= TASK TO COMPLETE =
Using the data below, show every line where the word "icon" occurs.

= GIVEN ENTRIES =
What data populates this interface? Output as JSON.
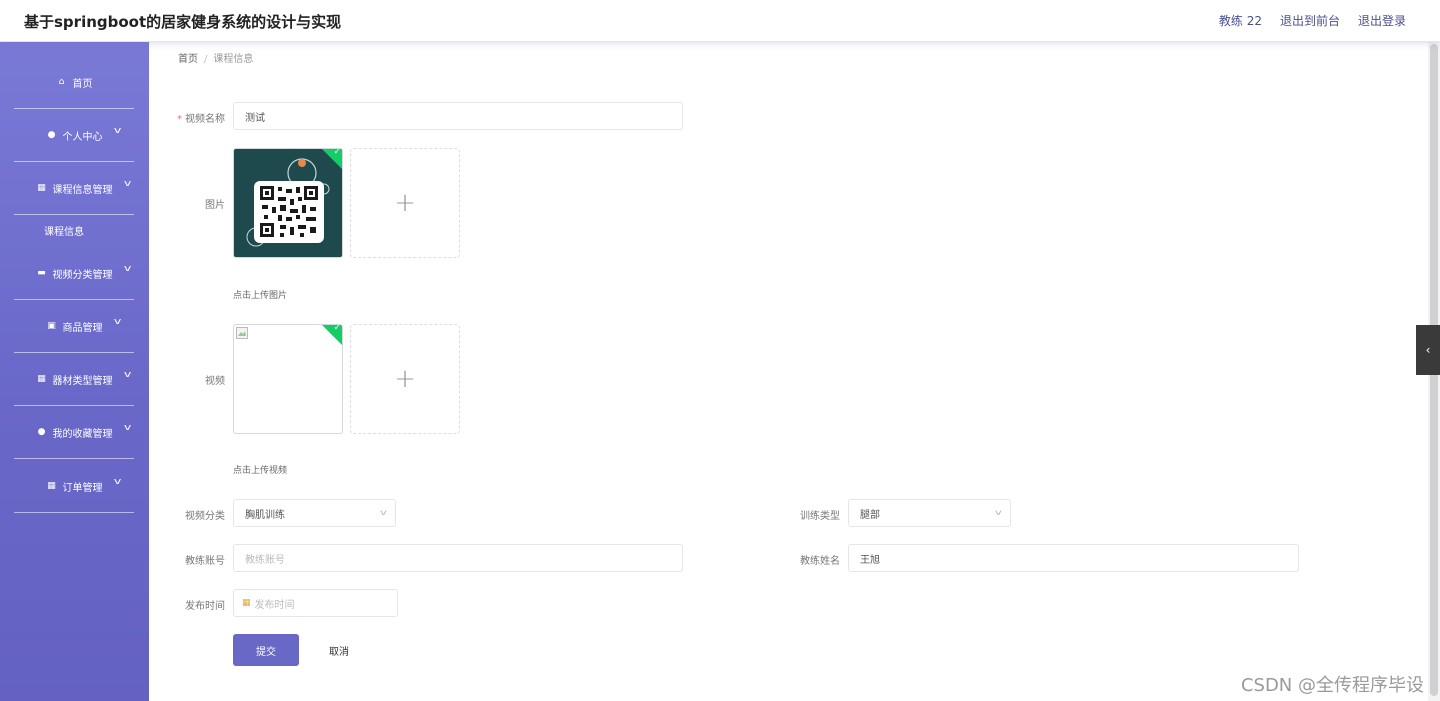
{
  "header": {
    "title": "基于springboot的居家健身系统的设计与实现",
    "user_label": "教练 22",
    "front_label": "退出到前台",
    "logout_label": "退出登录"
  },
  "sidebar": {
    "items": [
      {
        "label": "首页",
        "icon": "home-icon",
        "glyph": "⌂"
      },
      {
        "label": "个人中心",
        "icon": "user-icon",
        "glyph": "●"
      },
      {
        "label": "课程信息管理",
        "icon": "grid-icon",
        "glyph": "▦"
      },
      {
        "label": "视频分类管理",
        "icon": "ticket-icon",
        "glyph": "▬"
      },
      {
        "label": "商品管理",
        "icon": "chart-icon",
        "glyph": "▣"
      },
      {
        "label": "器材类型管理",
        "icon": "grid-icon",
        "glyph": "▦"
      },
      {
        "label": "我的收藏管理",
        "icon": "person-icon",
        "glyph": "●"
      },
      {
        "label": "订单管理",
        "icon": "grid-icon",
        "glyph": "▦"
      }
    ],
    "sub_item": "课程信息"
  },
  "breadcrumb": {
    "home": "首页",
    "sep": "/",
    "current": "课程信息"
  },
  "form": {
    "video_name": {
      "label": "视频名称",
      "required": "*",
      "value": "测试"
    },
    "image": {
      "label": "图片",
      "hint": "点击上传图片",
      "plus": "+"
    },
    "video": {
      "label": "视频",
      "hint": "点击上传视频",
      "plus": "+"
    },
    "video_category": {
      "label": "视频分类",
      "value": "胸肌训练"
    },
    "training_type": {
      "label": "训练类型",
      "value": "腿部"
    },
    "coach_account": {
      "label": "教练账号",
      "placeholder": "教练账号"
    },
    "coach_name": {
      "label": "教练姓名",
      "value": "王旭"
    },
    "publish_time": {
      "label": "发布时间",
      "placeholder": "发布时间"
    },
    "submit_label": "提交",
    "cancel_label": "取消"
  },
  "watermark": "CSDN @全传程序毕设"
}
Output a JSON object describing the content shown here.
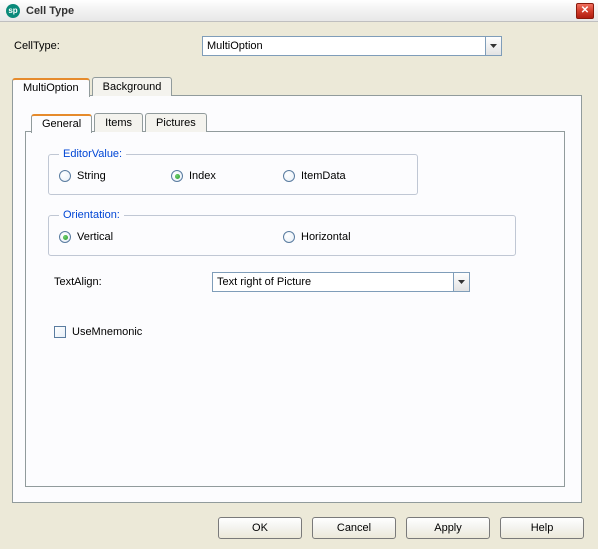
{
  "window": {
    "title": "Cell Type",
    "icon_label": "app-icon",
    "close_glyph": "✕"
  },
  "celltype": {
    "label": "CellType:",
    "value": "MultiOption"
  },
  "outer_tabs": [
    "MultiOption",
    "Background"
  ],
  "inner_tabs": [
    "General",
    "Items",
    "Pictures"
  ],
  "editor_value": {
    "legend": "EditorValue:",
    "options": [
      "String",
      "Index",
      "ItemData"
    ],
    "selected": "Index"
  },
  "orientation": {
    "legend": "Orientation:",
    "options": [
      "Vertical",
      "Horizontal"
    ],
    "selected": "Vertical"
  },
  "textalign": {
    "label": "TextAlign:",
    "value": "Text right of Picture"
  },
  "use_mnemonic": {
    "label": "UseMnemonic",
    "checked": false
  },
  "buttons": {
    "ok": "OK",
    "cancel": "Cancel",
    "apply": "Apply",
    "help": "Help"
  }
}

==

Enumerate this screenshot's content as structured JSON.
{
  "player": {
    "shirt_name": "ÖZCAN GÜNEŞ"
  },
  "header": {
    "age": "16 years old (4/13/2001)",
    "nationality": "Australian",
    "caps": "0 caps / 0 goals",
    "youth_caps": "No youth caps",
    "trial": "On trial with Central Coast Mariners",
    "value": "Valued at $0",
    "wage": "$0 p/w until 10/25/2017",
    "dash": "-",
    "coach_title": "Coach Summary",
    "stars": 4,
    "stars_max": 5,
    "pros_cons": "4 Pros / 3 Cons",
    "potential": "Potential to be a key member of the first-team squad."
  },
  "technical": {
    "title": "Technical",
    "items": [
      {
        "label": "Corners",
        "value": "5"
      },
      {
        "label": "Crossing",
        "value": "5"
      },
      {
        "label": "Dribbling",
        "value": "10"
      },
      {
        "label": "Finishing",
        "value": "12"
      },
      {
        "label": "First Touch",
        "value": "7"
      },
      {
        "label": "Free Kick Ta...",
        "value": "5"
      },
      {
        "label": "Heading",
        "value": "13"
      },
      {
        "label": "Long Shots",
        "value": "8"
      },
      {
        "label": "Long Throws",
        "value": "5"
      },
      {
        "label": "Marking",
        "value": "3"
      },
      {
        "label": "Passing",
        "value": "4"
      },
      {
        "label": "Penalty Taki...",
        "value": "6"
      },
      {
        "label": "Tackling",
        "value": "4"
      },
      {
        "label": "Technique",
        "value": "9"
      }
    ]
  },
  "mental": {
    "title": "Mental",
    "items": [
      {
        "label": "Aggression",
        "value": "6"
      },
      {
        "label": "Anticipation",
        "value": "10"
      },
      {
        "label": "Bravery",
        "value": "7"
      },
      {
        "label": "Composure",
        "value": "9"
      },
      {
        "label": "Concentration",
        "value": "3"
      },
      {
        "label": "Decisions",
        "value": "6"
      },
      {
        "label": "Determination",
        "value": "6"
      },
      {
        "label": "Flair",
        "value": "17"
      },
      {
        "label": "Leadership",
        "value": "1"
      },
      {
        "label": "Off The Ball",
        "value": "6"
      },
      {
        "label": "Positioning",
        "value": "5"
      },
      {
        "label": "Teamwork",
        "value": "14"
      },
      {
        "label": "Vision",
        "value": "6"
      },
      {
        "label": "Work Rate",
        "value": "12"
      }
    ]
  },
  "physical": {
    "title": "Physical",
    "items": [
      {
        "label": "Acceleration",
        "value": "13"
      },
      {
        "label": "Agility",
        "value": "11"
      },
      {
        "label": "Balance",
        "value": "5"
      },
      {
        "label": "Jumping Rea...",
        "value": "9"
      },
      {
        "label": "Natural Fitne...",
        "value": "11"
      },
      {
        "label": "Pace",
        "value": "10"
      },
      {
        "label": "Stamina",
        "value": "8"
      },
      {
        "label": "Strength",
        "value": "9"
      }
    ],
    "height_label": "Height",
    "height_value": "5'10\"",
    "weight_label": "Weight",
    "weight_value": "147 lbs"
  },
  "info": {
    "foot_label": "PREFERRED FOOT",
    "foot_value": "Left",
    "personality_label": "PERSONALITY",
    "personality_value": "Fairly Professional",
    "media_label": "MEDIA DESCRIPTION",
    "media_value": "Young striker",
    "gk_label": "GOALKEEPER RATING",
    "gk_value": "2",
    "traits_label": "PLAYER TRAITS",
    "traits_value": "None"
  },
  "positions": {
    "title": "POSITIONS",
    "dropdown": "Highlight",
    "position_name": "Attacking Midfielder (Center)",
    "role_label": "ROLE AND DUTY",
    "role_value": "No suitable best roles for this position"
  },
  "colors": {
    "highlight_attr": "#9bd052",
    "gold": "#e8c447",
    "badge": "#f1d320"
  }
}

= ANSWER FOR THE TASK =
        "icon": "home-icon",
        "icon": "user-icon",
        "icon": "grid-icon",
        "icon": "ticket-icon",
        "icon": "chart-icon",
        "icon": "grid-icon",
        "icon": "person-icon",
        "icon": "grid-icon",
    "icon_label": "app-icon",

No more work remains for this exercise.